Another quick post to demonstrate how to create WPF Command classes in F#. Notably, these include a CLR event in the inherited interface that needs to be implemented in F#.
This is a quick post demonstrating how to create WPF Dependency Properties in F#. There is a bit of a trick to it as you have to use the val keyword to define a field and that field must be mutable and you also have to use explicit interface access.
I have been monitoring the hits on my blog and there seems to be a fair bit of interest in the Microsoft GLEE library. Unfortunately, I have found it to be fairly incomplete for many interesting scenarios. In the process of this mini-investigation I developed a small utility to allow the manual construction of graphs. You can find both the code and the application below. You can also save out your graphs as images (but not, sadly, in a serialized form).
For those of you that do not have Microsoft Expression Blend (or an equivalent), using XAMLPad and Visual Studio can be okay. However, if you want to create custom controls that are similar to existing (standard or third party) controls then it can be tricky to find out how best to do it. This little utility uses the XamlWriter class to export a default template from a WPF control.
I am currently working on a project where I want to decouple command processing from command invocation. This is usually done using something like the Command pattern, however that pattern does not lend itself to functional composition of commands.

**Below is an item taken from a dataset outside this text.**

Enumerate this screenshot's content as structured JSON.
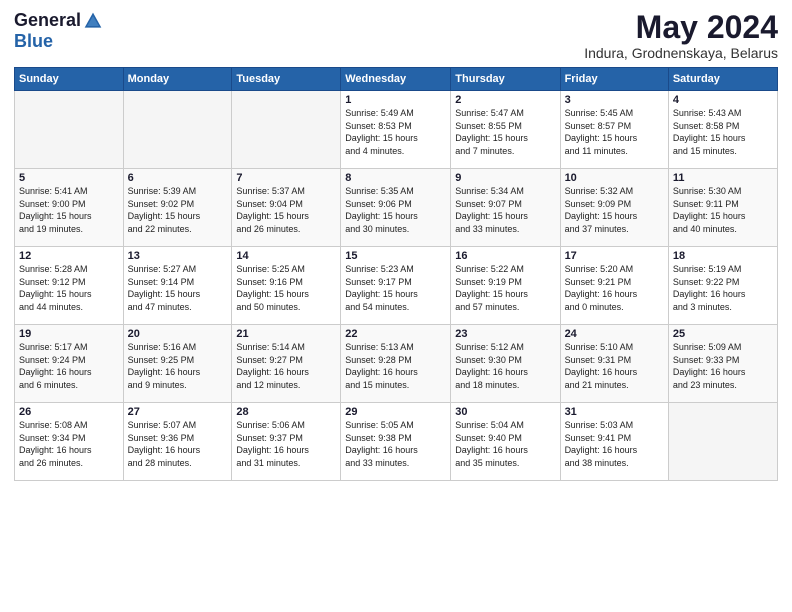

What I wanted was something more akin to the processing model in the Emacs editor.